Using the records below, locate all lines containing "Pacific" and return them.

══ DATA FOR REVIEW ══

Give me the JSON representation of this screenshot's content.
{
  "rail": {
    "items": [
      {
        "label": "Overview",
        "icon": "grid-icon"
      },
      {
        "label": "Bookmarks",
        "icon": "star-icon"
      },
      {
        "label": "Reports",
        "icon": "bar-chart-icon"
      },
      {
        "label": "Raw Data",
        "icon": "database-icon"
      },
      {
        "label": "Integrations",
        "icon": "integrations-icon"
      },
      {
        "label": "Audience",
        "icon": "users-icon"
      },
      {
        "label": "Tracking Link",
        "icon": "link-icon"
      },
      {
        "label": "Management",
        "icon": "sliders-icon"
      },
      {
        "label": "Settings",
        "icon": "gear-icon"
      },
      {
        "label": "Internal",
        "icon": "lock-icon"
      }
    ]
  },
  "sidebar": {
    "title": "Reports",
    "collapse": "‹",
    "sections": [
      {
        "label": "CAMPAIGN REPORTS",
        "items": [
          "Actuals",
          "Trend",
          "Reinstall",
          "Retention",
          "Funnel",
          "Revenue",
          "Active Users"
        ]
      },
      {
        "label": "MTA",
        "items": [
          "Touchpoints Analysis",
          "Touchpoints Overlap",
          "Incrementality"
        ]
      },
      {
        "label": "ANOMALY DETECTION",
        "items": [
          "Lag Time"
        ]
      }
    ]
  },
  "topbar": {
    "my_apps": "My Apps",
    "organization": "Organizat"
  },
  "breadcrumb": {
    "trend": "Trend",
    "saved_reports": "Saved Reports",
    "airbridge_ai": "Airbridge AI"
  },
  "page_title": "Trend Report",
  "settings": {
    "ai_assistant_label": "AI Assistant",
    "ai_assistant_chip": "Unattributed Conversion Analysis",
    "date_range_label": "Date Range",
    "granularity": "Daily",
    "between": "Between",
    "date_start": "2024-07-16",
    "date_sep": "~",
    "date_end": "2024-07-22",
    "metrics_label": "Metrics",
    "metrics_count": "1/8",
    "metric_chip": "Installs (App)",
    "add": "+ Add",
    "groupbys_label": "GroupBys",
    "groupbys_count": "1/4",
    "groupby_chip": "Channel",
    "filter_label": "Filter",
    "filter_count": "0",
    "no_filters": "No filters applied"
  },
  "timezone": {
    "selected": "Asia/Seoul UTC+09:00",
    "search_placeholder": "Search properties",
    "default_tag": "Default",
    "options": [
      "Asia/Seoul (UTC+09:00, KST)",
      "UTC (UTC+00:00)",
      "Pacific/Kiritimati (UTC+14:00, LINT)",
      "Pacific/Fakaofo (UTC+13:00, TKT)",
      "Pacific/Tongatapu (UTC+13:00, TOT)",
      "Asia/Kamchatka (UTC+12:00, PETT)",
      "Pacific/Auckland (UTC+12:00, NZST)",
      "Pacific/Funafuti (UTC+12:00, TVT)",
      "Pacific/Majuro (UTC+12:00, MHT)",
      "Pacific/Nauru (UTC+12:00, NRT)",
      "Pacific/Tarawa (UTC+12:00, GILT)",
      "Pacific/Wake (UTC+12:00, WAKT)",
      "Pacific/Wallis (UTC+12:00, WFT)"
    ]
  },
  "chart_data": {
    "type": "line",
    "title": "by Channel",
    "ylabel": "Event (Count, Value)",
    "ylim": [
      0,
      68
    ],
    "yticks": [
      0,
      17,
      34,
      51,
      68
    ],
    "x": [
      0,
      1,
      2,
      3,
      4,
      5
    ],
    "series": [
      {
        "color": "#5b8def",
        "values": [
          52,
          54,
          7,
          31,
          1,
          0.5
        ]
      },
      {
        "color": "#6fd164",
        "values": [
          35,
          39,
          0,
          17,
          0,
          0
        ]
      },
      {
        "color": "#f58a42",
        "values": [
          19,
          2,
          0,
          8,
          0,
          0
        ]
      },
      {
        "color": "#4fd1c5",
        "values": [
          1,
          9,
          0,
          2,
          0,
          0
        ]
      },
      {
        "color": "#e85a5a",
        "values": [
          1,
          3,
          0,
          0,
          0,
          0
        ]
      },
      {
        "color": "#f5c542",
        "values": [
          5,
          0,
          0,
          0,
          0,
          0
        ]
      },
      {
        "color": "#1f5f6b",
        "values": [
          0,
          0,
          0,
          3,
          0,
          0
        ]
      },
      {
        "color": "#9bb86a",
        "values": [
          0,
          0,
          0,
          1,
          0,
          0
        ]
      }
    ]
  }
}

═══

=== RESPONSE ===
      "Pacific/Kiritimati (UTC+14:00, LINT)",
      "Pacific/Fakaofo (UTC+13:00, TKT)",
      "Pacific/Tongatapu (UTC+13:00, TOT)",
      "Pacific/Auckland (UTC+12:00, NZST)",
      "Pacific/Funafuti (UTC+12:00, TVT)",
      "Pacific/Majuro (UTC+12:00, MHT)",
      "Pacific/Nauru (UTC+12:00, NRT)",
      "Pacific/Tarawa (UTC+12:00, GILT)",
      "Pacific/Wake (UTC+12:00, WAKT)",
      "Pacific/Wallis (UTC+12:00, WFT)"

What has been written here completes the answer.